Mississippi and Pike County recorded their highest single-day COVID-19 death counts, sheriff’s officials mourned a public servant who succumbed to the virus and a local state lawmaker confirmed he was one of a growing number of lawmakers to have contracted the virus during a grim day of news Tuesday.
Pike County jail administrator Capt. Glenn Green, 73, died Monday from complications of coronavirus at the University of Mississippi Medical Center in Jackson. Arrangements are incomplete with Hartman-Jones Funeral Home.
Green previously worked as the jail administrator for former sheriff Mark Shepherd and returned to the job in January to serve under Sheriff James Brumfield. In 2013 the McComb Exchange Club presented him with the Deputy of the Year Award.
He served with the U.S. Army’s 101st Airborne Unit after being drafted in May 1970 and served for another 12 years as a trooper with the Mississippi State Highway Patrol.

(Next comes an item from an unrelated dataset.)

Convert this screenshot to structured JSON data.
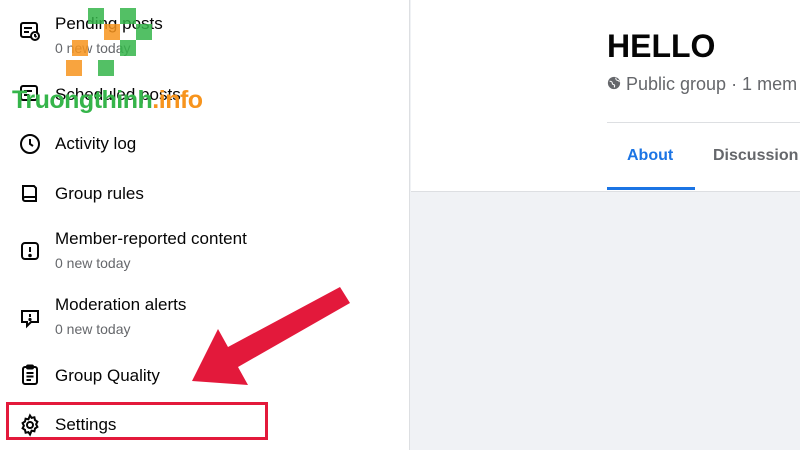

Originally from Philadelphia, Miss., he attended Delta State University before serving in the armed forces and was particularly fond of Harley-Davidson motorcycles.

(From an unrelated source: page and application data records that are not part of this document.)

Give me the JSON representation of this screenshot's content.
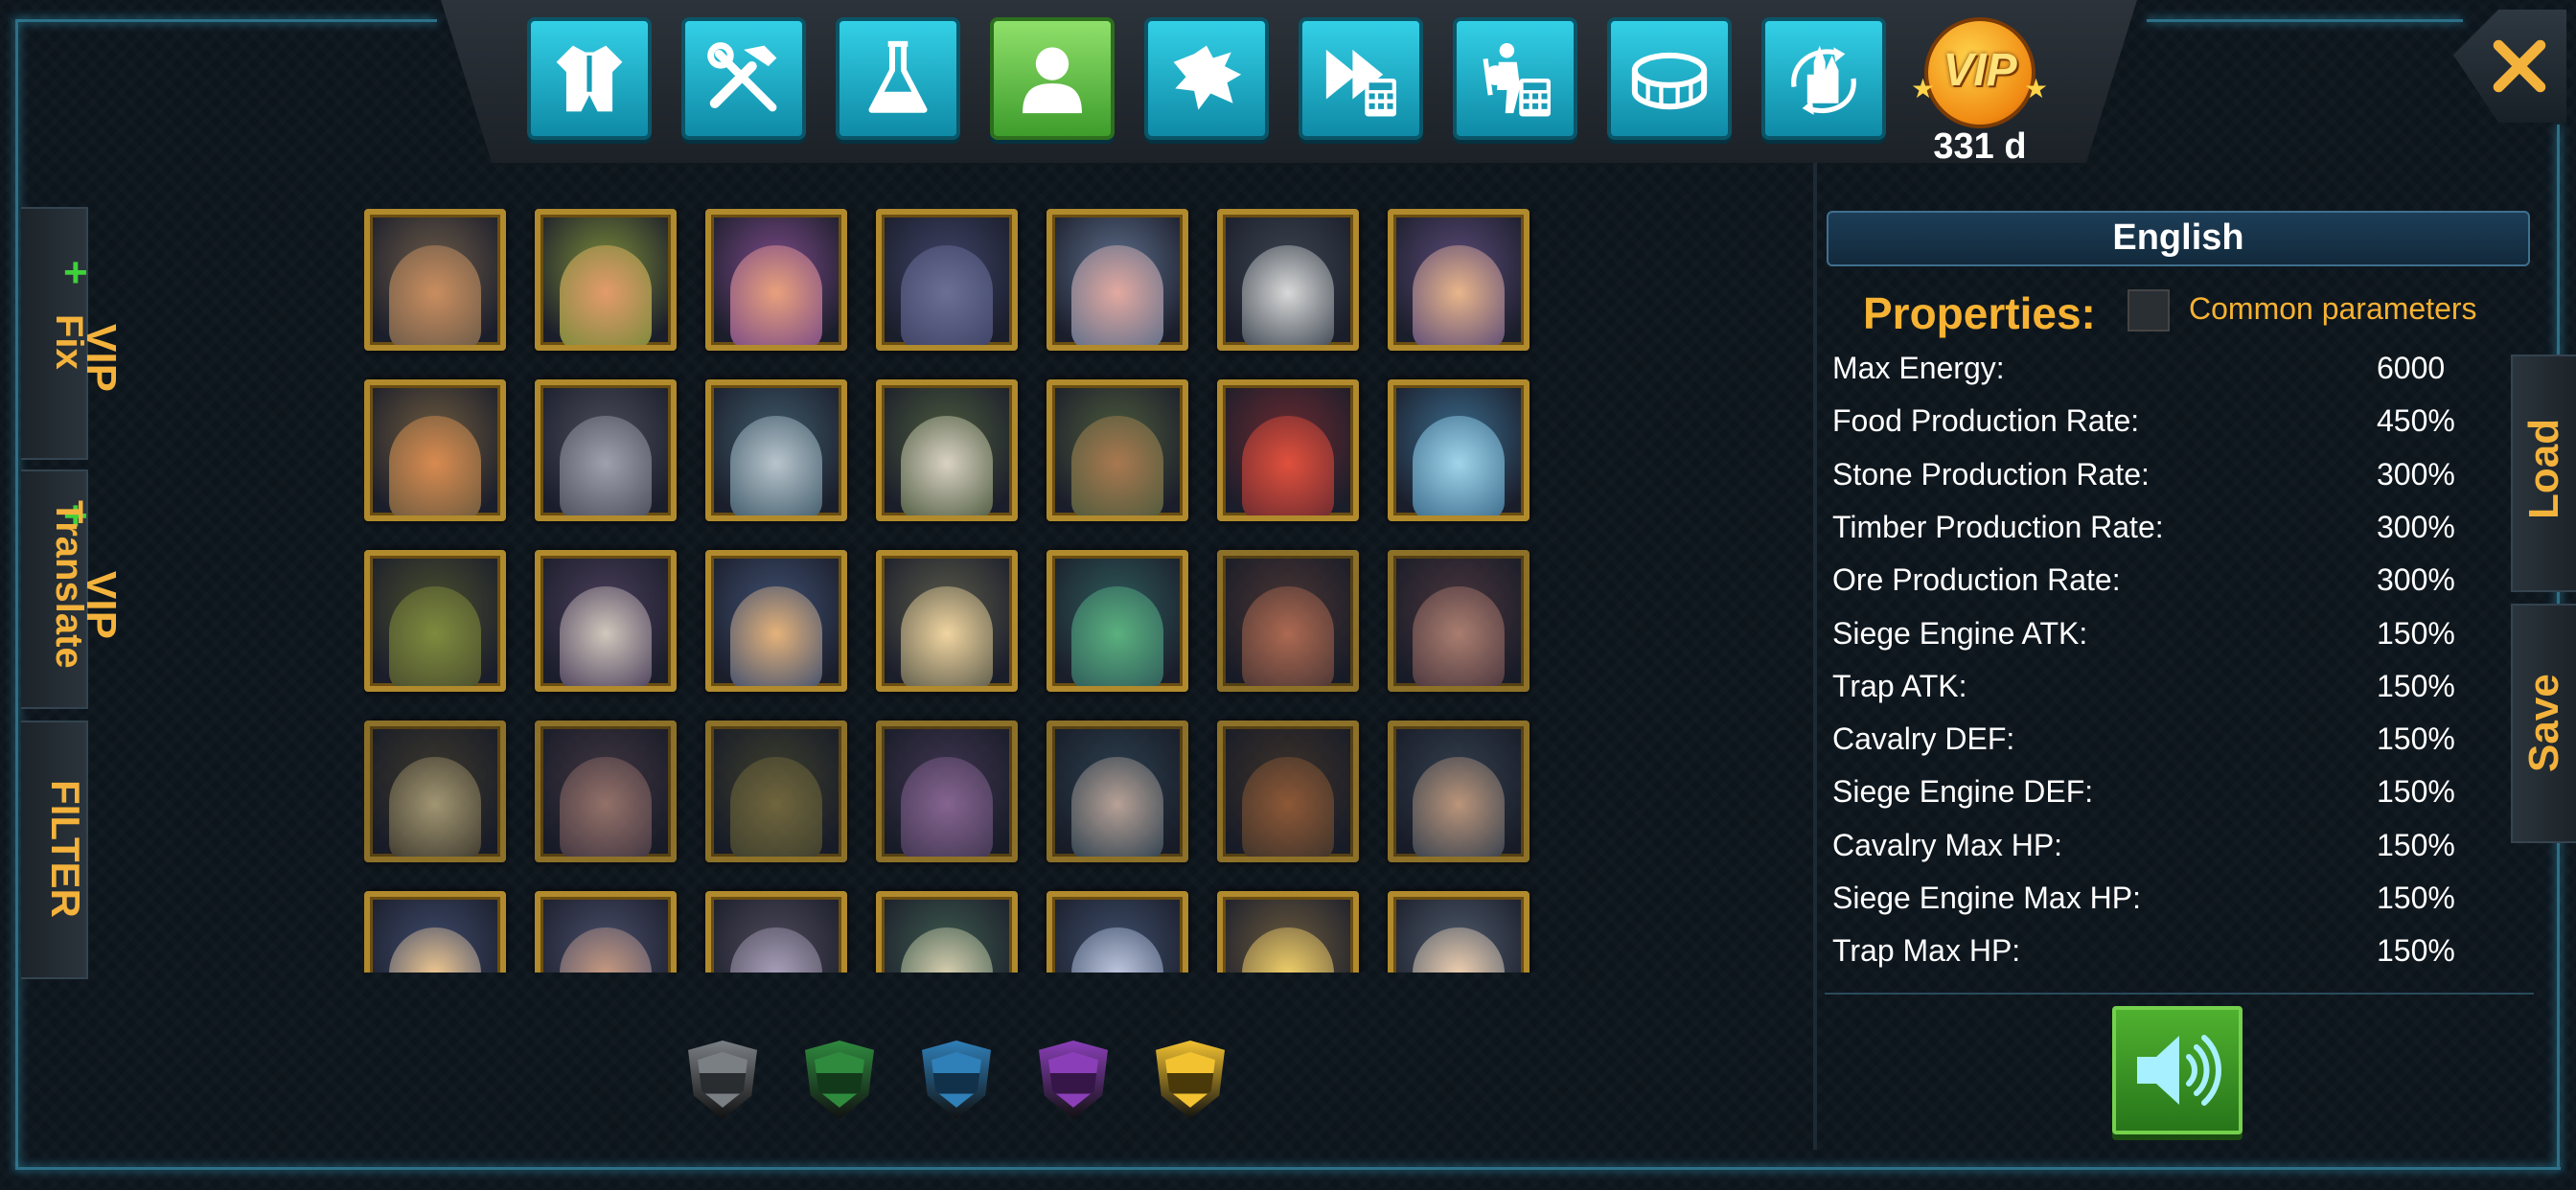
{
  "nav": {
    "buttons": [
      {
        "icon": "armor-icon",
        "active": false
      },
      {
        "icon": "tools-icon",
        "active": false
      },
      {
        "icon": "flask-icon",
        "active": false
      },
      {
        "icon": "person-icon",
        "active": true
      },
      {
        "icon": "dragon-icon",
        "active": false
      },
      {
        "icon": "fast-forward-calculator-icon",
        "active": false
      },
      {
        "icon": "warrior-calculator-icon",
        "active": false
      },
      {
        "icon": "arena-icon",
        "active": false
      },
      {
        "icon": "castle-refresh-icon",
        "active": false
      }
    ],
    "vip_label": "VIP",
    "vip_days": "331 d",
    "close_icon": "close-icon"
  },
  "left_tabs": {
    "vip_fix": {
      "vip": "VIP",
      "label": "Fix",
      "plus": "+"
    },
    "vip_translate": {
      "vip": "VIP",
      "label": "Translate",
      "plus": "+"
    },
    "filter": "FILTER"
  },
  "heroes": {
    "rows": [
      [
        {
          "bg": "#6b5a48",
          "face": "#c98d5f"
        },
        {
          "bg": "#7a8a3a",
          "face": "#e39a6c"
        },
        {
          "bg": "#7a4a86",
          "face": "#e8a07c"
        },
        {
          "bg": "#3e4366",
          "face": "#6a6f93"
        },
        {
          "bg": "#5d6e8a",
          "face": "#e2a9a0"
        },
        {
          "bg": "#3c4550",
          "face": "#d8d8d8"
        },
        {
          "bg": "#5a4a76",
          "face": "#e8b58a"
        }
      ],
      [
        {
          "bg": "#6d5a3e",
          "face": "#d88a50"
        },
        {
          "bg": "#4b4e5a",
          "face": "#9ea1ad"
        },
        {
          "bg": "#3f5a6a",
          "face": "#b8c4cc"
        },
        {
          "bg": "#4c5a3e",
          "face": "#d9d2c4"
        },
        {
          "bg": "#4d5a3c",
          "face": "#a87850"
        },
        {
          "bg": "#6a2a30",
          "face": "#e0503c"
        },
        {
          "bg": "#3a6a8a",
          "face": "#9fd4ea"
        }
      ],
      [
        {
          "bg": "#4a4e2e",
          "face": "#7e8a3e"
        },
        {
          "bg": "#4a3e5a",
          "face": "#d0c7bc"
        },
        {
          "bg": "#3e4e6e",
          "face": "#e4b27a"
        },
        {
          "bg": "#5a5a4a",
          "face": "#f0d4a0"
        },
        {
          "bg": "#2e5a5a",
          "face": "#5ab07e"
        },
        {
          "bg": "#5a3e3a",
          "face": "#d88060"
        },
        {
          "bg": "#5a3e46",
          "face": "#d49a86"
        }
      ],
      [
        {
          "bg": "#4a4232",
          "face": "#cab98a"
        },
        {
          "bg": "#4e3e4a",
          "face": "#b88a7e"
        },
        {
          "bg": "#4a4a32",
          "face": "#8a7a46"
        },
        {
          "bg": "#4e3e5e",
          "face": "#a67ab0"
        },
        {
          "bg": "#344a5a",
          "face": "#e6c8b8"
        },
        {
          "bg": "#4a3a2e",
          "face": "#b06a3e"
        },
        {
          "bg": "#3e4a5a",
          "face": "#eab894"
        }
      ],
      [
        {
          "bg": "#3e4a6a",
          "face": "#f0c890"
        },
        {
          "bg": "#4a4e6a",
          "face": "#c89a80"
        },
        {
          "bg": "#4e4a5a",
          "face": "#a8a0ba"
        },
        {
          "bg": "#3e5a4e",
          "face": "#d8d0b0"
        },
        {
          "bg": "#3e4e6a",
          "face": "#c0c8e0"
        },
        {
          "bg": "#6a5a3e",
          "face": "#f0d06a"
        },
        {
          "bg": "#4e5a6a",
          "face": "#f0d0b0"
        }
      ]
    ]
  },
  "rarity_shields": [
    {
      "name": "gray",
      "color": "#7a7f84",
      "inner": "#2a2d30"
    },
    {
      "name": "green",
      "color": "#2f8a3e",
      "inner": "#123a1a"
    },
    {
      "name": "blue",
      "color": "#2f7fb8",
      "inner": "#11304a"
    },
    {
      "name": "purple",
      "color": "#8a3fb8",
      "inner": "#361648"
    },
    {
      "name": "gold",
      "color": "#f2c230",
      "inner": "#4a3a0a"
    }
  ],
  "panel": {
    "language": "English",
    "properties_title": "Properties:",
    "common_parameters": "Common parameters",
    "properties": [
      {
        "name": "Max Energy:",
        "value": "6000"
      },
      {
        "name": "Food Production Rate:",
        "value": "450%"
      },
      {
        "name": "Stone Production Rate:",
        "value": "300%"
      },
      {
        "name": "Timber Production Rate:",
        "value": "300%"
      },
      {
        "name": "Ore Production Rate:",
        "value": "300%"
      },
      {
        "name": "Siege Engine ATK:",
        "value": "150%"
      },
      {
        "name": "Trap ATK:",
        "value": "150%"
      },
      {
        "name": "Cavalry DEF:",
        "value": "150%"
      },
      {
        "name": "Siege Engine DEF:",
        "value": "150%"
      },
      {
        "name": "Cavalry Max HP:",
        "value": "150%"
      },
      {
        "name": "Siege Engine Max HP:",
        "value": "150%"
      },
      {
        "name": "Trap Max HP:",
        "value": "150%"
      }
    ],
    "sound_icon": "speaker-icon"
  },
  "right_tabs": {
    "load": "Load",
    "save": "Save"
  }
}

Brumfield said Tuesday that all of the other four employees who tested positive in June are recovering well and that some are expected back into work next week.
He said there is no outbreak among inmates at the county jail.

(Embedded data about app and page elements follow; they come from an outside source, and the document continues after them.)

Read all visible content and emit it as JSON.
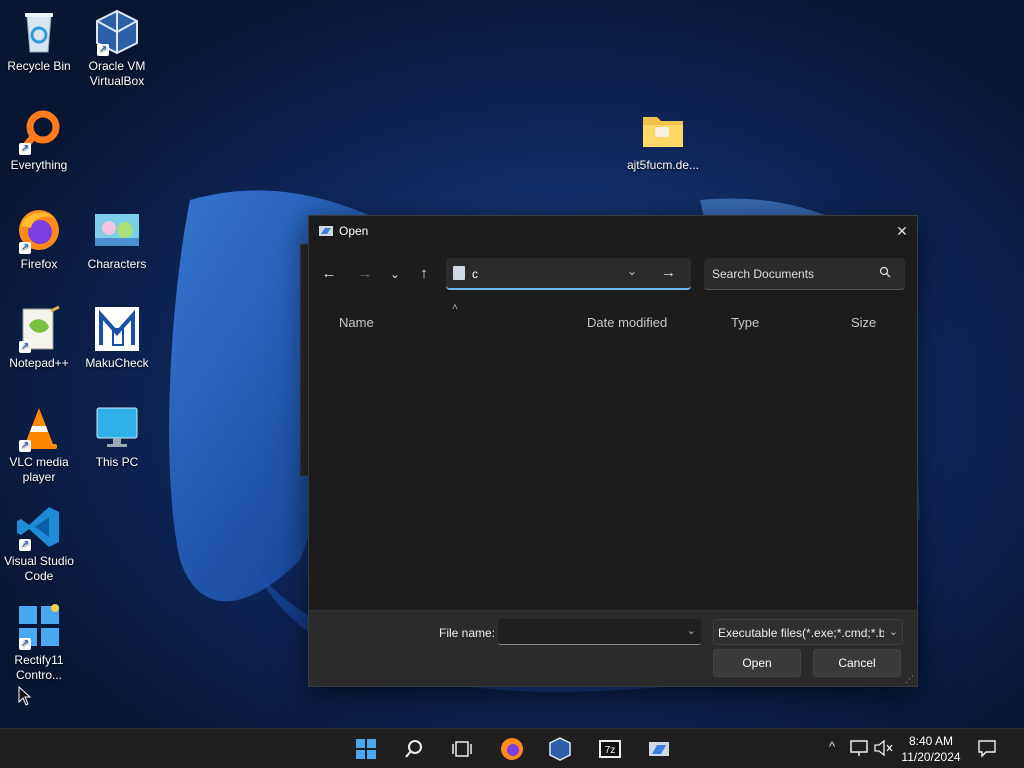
{
  "desktop": {
    "icons": [
      {
        "label": "Recycle Bin",
        "icon": "recycle-bin-icon"
      },
      {
        "label": "Oracle VM VirtualBox",
        "icon": "virtualbox-icon"
      },
      {
        "label": "Everything",
        "icon": "everything-search-icon"
      },
      {
        "label": "Firefox",
        "icon": "firefox-icon"
      },
      {
        "label": "Characters",
        "icon": "characters-icon"
      },
      {
        "label": "Notepad++",
        "icon": "notepad-plus-plus-icon"
      },
      {
        "label": "MakuCheck",
        "icon": "makucheck-icon"
      },
      {
        "label": "VLC media player",
        "icon": "vlc-icon"
      },
      {
        "label": "This PC",
        "icon": "this-pc-icon"
      },
      {
        "label": "Visual Studio Code",
        "icon": "vscode-icon"
      },
      {
        "label": "Rectify11 Contro...",
        "icon": "rectify11-icon"
      },
      {
        "label": "ajt5fucm.de...",
        "icon": "folder-icon"
      }
    ]
  },
  "dialog": {
    "title": "Open",
    "close_glyph": "✕",
    "nav": {
      "back": "←",
      "forward": "→",
      "recent": "⌄",
      "up": "↑"
    },
    "address": {
      "value": "c",
      "dropdown": "⌄",
      "go": "→"
    },
    "search": {
      "placeholder": "Search Documents"
    },
    "columns": {
      "sort_indicator": "˄",
      "name": "Name",
      "date_modified": "Date modified",
      "type": "Type",
      "size": "Size"
    },
    "footer": {
      "file_name_label": "File name:",
      "file_name_value": "",
      "file_type_value": "Executable files(*.exe;*.cmd;*.bat",
      "open_label": "Open",
      "cancel_label": "Cancel"
    }
  },
  "taskbar": {
    "clock_time": "8:40 AM",
    "clock_date": "11/20/2024",
    "chevron": "^"
  },
  "colors": {
    "accent": "#6cb8ff",
    "dialog_bg": "#1c1c1c",
    "taskbar_bg": "#1f1f1f"
  }
}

Green’s death came as Mississippi recorded its deadliest day since the outbreak began in March, with 44 identified Tuesday afternoon. Four of those were Pike County residents, bringing the death count here to 16. One death was from Amite County resident and another was from Walthall County.
Mississippi also recorded 957 new infections on Tuesday.
Health officials identified 14 new infections in Pike County for a total of 454 and 16 deaths recorded since March.
There were 10 new infections identified in Amite County, where three people have died, for a total of 104 since the outbreak began in March.
State Health Officer Dr. Thomas Dobbs said hospitals in Hinds, Rankin, Madison, Forrest, Jones and Washington counties will suspend elective medical procedures through Thursday as they surge past capacity.
“For everyone who’s willing to listen, please listen. It’s getting worse every day,” he said. “We’re running out of hospital beds and running out of time.
“We’re getting reports and complaints on a regular basis because people are unable to receive medical care when they show up to the emergency room,” Dobbs noted.
As of Tuesday, eight members of the Mississippi Legislature had tested positive for coronavirus, including House Public Health Committee Chairman Rep. Sam C. Mims V, R-McComb, and another 11 are suspected of having the virus.
The results of 270 other legislators were expected back Tuesday night, Dobbs said.
“You can’t put a bunch of people all together in the middle of the worst pandemic in a century and not expect something bad to happen,” Dobbs said. “It’s just an insane thought process.”
State Epidemiologist Dr. Paul Byers said the surge was expected among public health officials but that outbreaks in long-term care settings were growing worse and more numerous.
“We did anticipate this, unfortunately, with the big growth and big jump that we’re seeing in the number of cases,” Byers said. “Once an infected employee is identified, they need to be excluded from work.”
He said anyone who tests positive should isolate at home.
“Don’t wait for someone to come tell you to isolate,” he cautioned.
Dobbs said local municipalities should enforce mandatory mask-wearing ordinances.
“Encourage every community, every city, every county to enact a mask ordinance so that we can protect our citizens as much as possible,” he said. “My greatest fear right now is being realized across the state — patients at the emergency room are being refused a bed.”